» **Records for the exercise**
• • • •

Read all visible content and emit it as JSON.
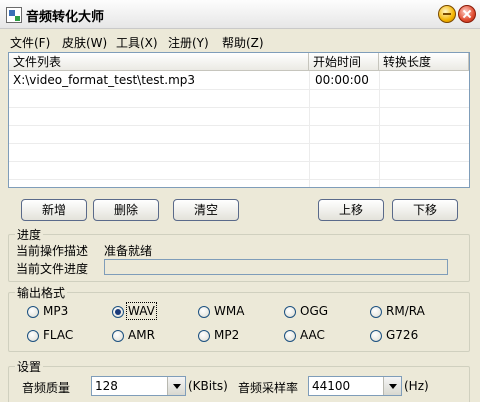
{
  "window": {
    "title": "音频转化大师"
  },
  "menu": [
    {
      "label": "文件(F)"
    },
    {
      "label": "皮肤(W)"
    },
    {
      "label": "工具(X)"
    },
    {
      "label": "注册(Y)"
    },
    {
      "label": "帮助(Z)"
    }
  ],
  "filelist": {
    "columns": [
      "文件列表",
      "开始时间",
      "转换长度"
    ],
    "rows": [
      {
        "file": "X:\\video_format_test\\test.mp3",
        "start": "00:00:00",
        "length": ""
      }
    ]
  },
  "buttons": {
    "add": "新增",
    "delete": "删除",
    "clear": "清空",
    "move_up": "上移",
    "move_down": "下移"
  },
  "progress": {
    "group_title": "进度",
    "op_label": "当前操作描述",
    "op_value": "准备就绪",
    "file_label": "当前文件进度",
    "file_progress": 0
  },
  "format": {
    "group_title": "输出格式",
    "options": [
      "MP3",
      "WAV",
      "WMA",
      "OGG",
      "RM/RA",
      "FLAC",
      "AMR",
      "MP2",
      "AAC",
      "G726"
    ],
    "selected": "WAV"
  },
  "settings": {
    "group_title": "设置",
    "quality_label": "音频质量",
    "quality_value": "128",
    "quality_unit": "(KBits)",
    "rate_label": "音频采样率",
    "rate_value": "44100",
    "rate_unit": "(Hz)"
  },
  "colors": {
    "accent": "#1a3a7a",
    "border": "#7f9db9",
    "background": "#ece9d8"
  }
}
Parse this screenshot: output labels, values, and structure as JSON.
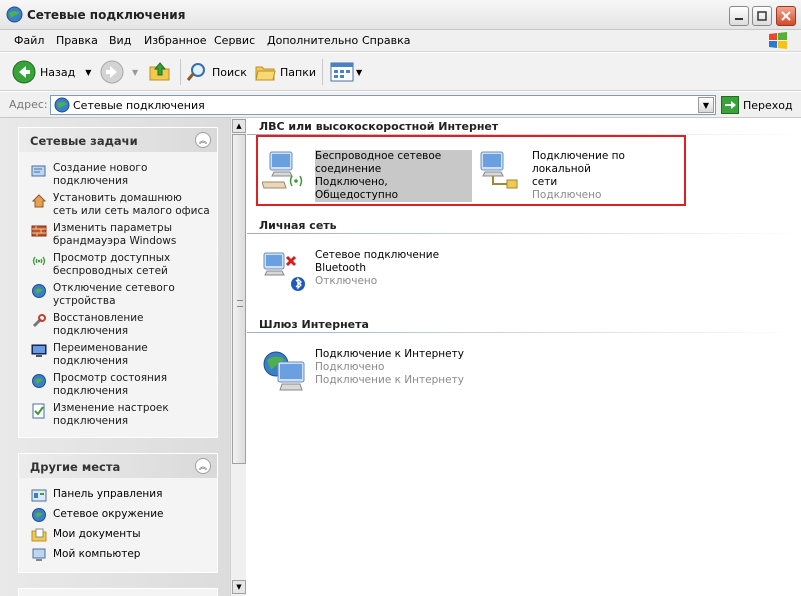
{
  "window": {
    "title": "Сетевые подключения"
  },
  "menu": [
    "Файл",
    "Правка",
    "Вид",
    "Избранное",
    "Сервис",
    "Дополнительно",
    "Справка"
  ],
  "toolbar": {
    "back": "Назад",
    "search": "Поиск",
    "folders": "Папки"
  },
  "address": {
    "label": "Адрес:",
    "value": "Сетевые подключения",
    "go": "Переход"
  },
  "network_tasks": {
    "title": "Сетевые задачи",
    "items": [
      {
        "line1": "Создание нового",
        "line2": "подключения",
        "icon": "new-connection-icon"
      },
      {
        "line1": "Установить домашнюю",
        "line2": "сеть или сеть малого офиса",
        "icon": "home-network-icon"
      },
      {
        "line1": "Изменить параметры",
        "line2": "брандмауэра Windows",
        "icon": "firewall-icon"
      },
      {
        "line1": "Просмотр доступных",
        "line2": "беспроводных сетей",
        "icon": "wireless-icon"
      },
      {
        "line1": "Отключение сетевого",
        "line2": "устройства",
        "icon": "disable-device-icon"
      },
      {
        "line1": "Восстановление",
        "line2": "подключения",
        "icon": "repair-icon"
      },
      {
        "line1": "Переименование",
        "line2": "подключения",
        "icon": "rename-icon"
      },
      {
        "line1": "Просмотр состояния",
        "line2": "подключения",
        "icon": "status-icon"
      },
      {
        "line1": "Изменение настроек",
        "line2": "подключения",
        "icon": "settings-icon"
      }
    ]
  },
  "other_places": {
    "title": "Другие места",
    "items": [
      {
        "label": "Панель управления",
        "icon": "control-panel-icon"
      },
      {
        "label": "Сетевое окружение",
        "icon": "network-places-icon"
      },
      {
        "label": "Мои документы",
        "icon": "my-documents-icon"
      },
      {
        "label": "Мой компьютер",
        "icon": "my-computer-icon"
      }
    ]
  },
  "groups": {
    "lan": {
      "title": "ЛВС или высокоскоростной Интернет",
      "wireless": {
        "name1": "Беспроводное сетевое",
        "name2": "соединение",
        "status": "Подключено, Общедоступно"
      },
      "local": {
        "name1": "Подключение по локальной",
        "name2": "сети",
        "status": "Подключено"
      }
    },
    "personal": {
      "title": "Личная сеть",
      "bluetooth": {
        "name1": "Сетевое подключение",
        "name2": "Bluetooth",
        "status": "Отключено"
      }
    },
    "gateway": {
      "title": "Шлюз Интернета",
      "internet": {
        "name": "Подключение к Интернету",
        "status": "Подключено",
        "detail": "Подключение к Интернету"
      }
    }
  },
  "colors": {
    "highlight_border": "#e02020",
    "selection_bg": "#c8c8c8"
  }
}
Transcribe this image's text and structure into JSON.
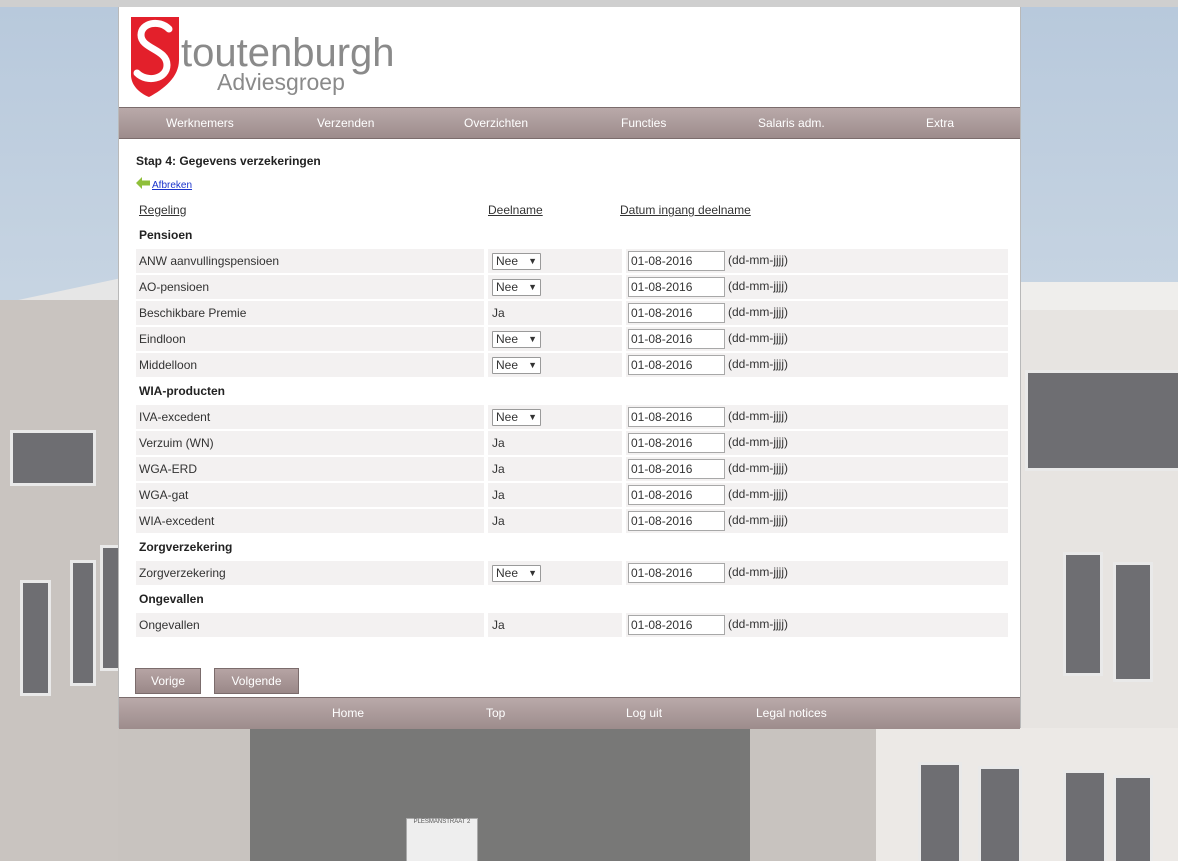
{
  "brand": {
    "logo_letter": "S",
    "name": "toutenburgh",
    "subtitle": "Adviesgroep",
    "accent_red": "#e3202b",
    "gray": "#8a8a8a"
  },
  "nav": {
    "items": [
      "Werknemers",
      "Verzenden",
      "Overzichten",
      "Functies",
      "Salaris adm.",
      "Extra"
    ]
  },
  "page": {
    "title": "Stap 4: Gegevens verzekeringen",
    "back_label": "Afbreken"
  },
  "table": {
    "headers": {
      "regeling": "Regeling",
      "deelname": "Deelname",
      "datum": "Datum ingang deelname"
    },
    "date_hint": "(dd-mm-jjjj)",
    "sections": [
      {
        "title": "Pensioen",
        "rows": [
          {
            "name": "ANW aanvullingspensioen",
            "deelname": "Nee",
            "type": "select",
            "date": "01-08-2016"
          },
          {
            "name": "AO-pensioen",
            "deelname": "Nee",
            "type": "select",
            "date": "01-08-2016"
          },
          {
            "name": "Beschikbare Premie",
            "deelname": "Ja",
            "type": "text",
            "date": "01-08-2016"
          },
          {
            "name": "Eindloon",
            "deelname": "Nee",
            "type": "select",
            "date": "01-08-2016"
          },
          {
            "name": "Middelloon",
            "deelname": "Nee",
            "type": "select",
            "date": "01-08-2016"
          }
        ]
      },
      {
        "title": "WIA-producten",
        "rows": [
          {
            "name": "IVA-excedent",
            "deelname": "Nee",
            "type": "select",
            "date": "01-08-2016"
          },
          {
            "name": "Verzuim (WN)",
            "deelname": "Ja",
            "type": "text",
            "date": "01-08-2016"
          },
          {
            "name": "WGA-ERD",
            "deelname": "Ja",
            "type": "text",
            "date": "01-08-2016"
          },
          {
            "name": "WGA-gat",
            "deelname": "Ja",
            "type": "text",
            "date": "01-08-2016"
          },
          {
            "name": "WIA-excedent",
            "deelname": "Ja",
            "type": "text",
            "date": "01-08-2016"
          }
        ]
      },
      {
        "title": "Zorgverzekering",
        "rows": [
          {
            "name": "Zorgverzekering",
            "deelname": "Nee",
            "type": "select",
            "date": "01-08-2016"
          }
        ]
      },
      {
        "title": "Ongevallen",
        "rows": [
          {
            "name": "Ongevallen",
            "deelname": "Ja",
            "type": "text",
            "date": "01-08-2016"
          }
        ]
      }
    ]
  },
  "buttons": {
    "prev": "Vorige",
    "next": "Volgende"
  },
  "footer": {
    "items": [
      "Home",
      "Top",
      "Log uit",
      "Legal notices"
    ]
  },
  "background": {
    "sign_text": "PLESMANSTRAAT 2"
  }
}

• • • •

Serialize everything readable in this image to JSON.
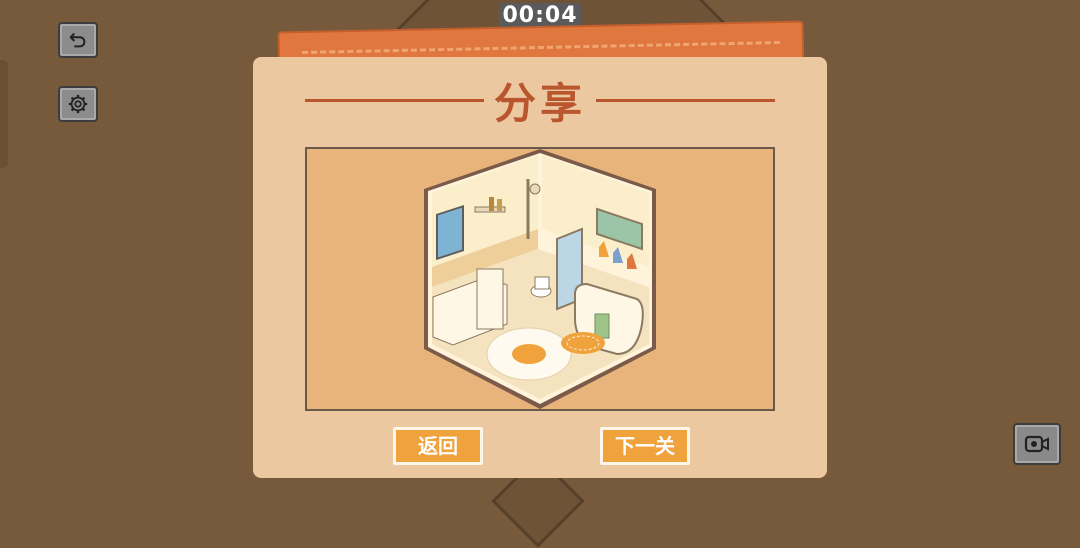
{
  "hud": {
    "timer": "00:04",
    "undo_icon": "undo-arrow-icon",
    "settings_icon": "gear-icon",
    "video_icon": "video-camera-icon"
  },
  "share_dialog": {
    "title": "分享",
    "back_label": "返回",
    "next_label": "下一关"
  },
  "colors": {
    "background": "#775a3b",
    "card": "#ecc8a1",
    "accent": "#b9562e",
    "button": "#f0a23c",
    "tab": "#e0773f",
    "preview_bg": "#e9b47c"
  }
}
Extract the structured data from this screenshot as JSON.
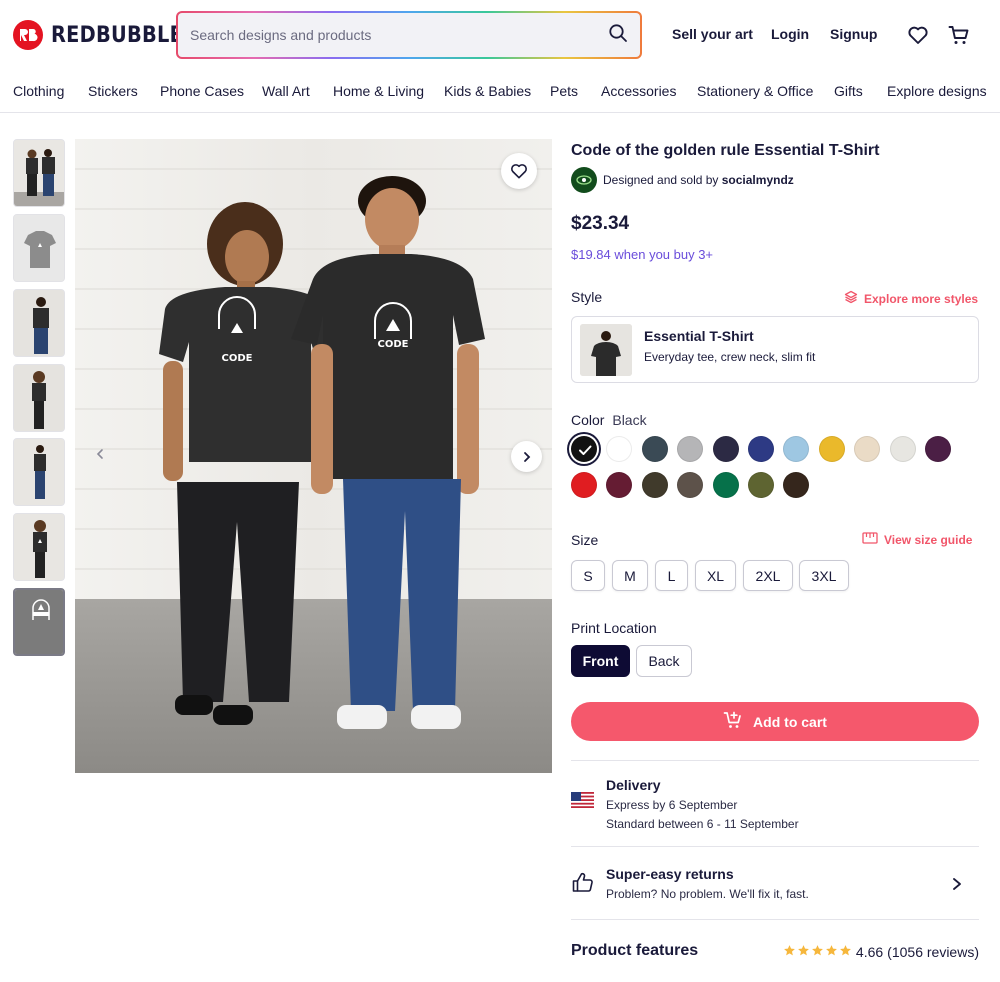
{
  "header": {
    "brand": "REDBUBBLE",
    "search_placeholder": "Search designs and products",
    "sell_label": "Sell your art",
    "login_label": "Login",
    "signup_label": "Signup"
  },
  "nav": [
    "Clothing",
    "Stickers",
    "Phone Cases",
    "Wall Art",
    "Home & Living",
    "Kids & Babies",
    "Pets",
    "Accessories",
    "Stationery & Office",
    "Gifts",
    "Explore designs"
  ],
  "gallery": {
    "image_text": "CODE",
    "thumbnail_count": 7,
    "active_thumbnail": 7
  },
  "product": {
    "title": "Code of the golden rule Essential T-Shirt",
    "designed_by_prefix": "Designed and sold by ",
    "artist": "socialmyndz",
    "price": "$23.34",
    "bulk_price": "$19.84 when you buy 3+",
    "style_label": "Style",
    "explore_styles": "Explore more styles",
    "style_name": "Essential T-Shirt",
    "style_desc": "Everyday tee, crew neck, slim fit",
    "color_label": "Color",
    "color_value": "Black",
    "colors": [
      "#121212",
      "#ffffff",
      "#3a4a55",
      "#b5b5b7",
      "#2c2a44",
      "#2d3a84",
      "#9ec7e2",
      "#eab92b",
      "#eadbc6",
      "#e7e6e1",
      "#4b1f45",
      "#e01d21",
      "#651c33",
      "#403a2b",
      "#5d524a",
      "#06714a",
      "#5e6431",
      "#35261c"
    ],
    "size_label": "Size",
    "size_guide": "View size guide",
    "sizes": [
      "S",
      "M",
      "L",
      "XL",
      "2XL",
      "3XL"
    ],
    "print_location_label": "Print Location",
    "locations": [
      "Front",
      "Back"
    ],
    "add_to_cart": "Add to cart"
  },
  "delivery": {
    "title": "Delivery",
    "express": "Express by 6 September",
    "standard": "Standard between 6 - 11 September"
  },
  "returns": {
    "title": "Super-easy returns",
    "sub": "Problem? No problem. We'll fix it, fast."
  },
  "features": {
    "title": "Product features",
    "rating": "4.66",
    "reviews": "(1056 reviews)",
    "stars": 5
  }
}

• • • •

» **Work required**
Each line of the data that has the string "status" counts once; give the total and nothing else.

» **Exercise response**
5